In the late 1950s and early 1960s, Lenny Bruce was the spirit of hipness and rebellion. His underdog, idealistic humor took on every American sacred cow, from capitalism to organized religion to sexual mores. Fans were attracted to Bruce's dark sexiness and brutal honesty. Kenneth Tyson described Bruce as fully, quiveringly conscious. Bruce's rise to the status of cultural icon began in the mid-1950s in the strip clubs of southern California where Bruce began to develop the iconoclastic edginess that would be his trademark. In his autobiography, "How to Talk Dirty and Influence People", Bruce described the importance of the freedom that came from the burlesque circuit: Four years working in clubs - that's what really made it for me - every night: doing it, doing it, doing it, getting bored and doing different ways, no pressure on you, and all the other comedians are drunken bums who don't show up, so I could try anything. On April 9, 1959, Bruce appeared on the nationally-televised Steve Allen Show. Allen introduced Bruce as the most shocking comedian of our time, a young man who is skyrocketing to fame - Lenny Bruce! Two years later, performing before a packed house at Carnegie Hall, Bruce delivered what biographer Albert Goldman called the greatest performance of his career. In the fall of 1961, however, Bruce's career would begin its downward spiral. Just a week after being arrested in Philadelphia on a narcotics charge, Bruce was charged in San Francisco with violating California obscenity law after a late night performance at the Jazz Workshop. Police found most troubling Bruce's use of the word cocksucker, although his use of the phrase to come (in a sexual sense) also became a major focus of his Jazz Workshop trial. First Amendment lawyer Albert Bendich represented Bruce alone, after the co-counsel he hoped would help turned him down flat saying, You can't win a case based on 'cocksucker.' Win Bendich did, however. In his opening statement Bendich told the jury that Bruce's humor was in the great tradition of social satire, related intimately to the kind of social satire found in the works of such great authors as Aristophanes and Jonathan Swift. Experts from jazz critics to literature professors were called to the stand to offer their opinions on the social importance of Bruce's iconoclastic humor. The jury heard both a tape of Bruce's full performance and Bruce's own testimony on his choice of words before voting to acquit. Despite the acquittal in San Francisco, the arrests kept coming. In 1962, Bruce was charged again with violating California's obscenity law at a performance at the Troubadour in West Hollywood. Less than two weeks later he faced charges in Chicago following a show at the Gate of Horn. Then he was arrested in Los Angeles for a performance at the Unicorn. While the Troubadour and Unicorn trial ended in a deadlocked jury, Bruce was not so lucky in Illinois, where he was convicted and sentenced to a year in jail. By the summer of 1963, Bruce's troubles were mounting. While free on bond pending appeal of his Chicago conviction, Bruce attempted to do a show in in London, only to be taken to the airport and deported. In June, a California court ordered Bruce confined at the State Rehabilitation Center in Chico for treatment of his drug addiction. By March 1964, following yet another obscenity arrest in southern California, Bruce concluded the last refuge for his controversial brand of humor was New York City.

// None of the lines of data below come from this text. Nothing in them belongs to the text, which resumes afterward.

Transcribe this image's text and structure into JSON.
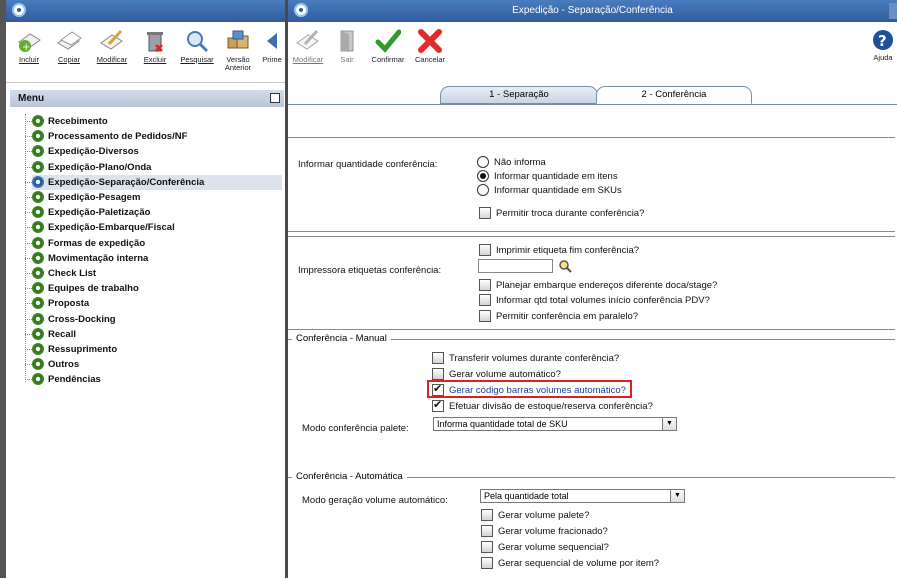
{
  "left_window": {
    "toolbar": [
      {
        "name": "incluir-button",
        "label": "Incluir",
        "icon": "add-document-icon"
      },
      {
        "name": "copiar-button",
        "label": "Copiar",
        "icon": "copy-document-icon"
      },
      {
        "name": "modificar-button",
        "label": "Modificar",
        "icon": "edit-pencil-icon"
      },
      {
        "name": "excluir-button",
        "label": "Excluir",
        "icon": "trash-icon"
      },
      {
        "name": "pesquisar-button",
        "label": "Pesquisar",
        "icon": "magnifier-icon"
      },
      {
        "name": "versao-anterior-button",
        "label": "Versão Anterior",
        "icon": "boxes-icon"
      },
      {
        "name": "primeiro-button",
        "label": "Prime",
        "icon": "arrow-left-icon"
      }
    ]
  },
  "menu": {
    "title": "Menu",
    "items": [
      "Recebimento",
      "Processamento de Pedidos/NF",
      "Expedição-Diversos",
      "Expedição-Plano/Onda",
      "Expedição-Separação/Conferência",
      "Expedição-Pesagem",
      "Expedição-Paletização",
      "Expedição-Embarque/Fiscal",
      "Formas de expedição",
      "Movimentação interna",
      "Check List",
      "Equipes de trabalho",
      "Proposta",
      "Cross-Docking",
      "Recall",
      "Ressuprimento",
      "Outros",
      "Pendências"
    ],
    "selected_index": 4
  },
  "window": {
    "title": "Expedição - Separação/Conferência",
    "toolbar": {
      "modificar": "Modificar",
      "sair": "Sair",
      "confirmar": "Confirmar",
      "cancelar": "Cancelar",
      "ajuda": "Ajuda"
    },
    "tabs": [
      "1 - Separação",
      "2 - Conferência"
    ],
    "active_tab": 1
  },
  "form": {
    "informar_qtd_label": "Informar quantidade conferência:",
    "informar_qtd_options": [
      "Não informa",
      "Informar quantidade em itens",
      "Informar quantidade em SKUs"
    ],
    "informar_qtd_selected": 1,
    "permitir_troca": "Permitir troca durante conferência?",
    "imprimir_etiqueta": "Imprimir etiqueta fim conferência?",
    "impressora_label": "Impressora etiquetas conferência:",
    "impressora_value": "",
    "planejar_embarque": "Planejar embarque endereços diferente doca/stage?",
    "informar_qtd_volumes": "Informar qtd total volumes início conferência PDV?",
    "permitir_paralelo": "Permitir conferência em paralelo?",
    "manual_legend": "Conferência - Manual",
    "transferir_volumes": "Transferir volumes durante conferência?",
    "gerar_volume_auto": "Gerar volume automático?",
    "gerar_codigo_barras": "Gerar código barras volumes automático?",
    "efetuar_divisao": "Efetuar divisão de estoque/reserva conferência?",
    "modo_palete_label": "Modo conferência palete:",
    "modo_palete_value": "Informa quantidade total de SKU",
    "auto_legend": "Conferência - Automática",
    "modo_geracao_label": "Modo geração volume automático:",
    "modo_geracao_value": "Pela quantidade total",
    "gerar_volume_palete": "Gerar volume palete?",
    "gerar_volume_fracionado": "Gerar volume fracionado?",
    "gerar_volume_sequencial": "Gerar volume sequencial?",
    "gerar_sequencial_item": "Gerar sequencial de volume por item?"
  }
}
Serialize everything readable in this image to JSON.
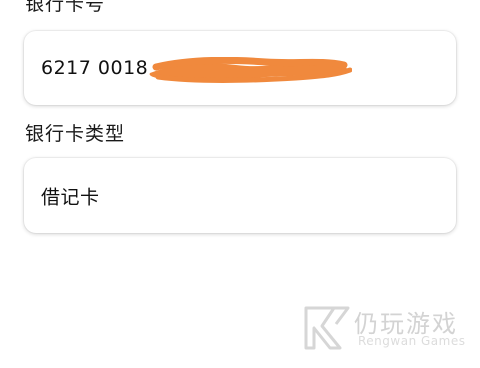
{
  "form": {
    "card_number_label": "银行卡号",
    "card_number_value": "6217 0018",
    "card_type_label": "银行卡类型",
    "card_type_value": "借记卡"
  },
  "watermark": {
    "title": "仍玩游戏",
    "subtitle": "Rengwan Games"
  },
  "colors": {
    "redaction": "#f0893d",
    "card_border": "#e0e0e0",
    "watermark": "#d3d3d3"
  }
}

Douglas O. Linder,
The Trials of Lenny Bruce,
Available at: https://irlaw.umkc.edu/faculty_works/891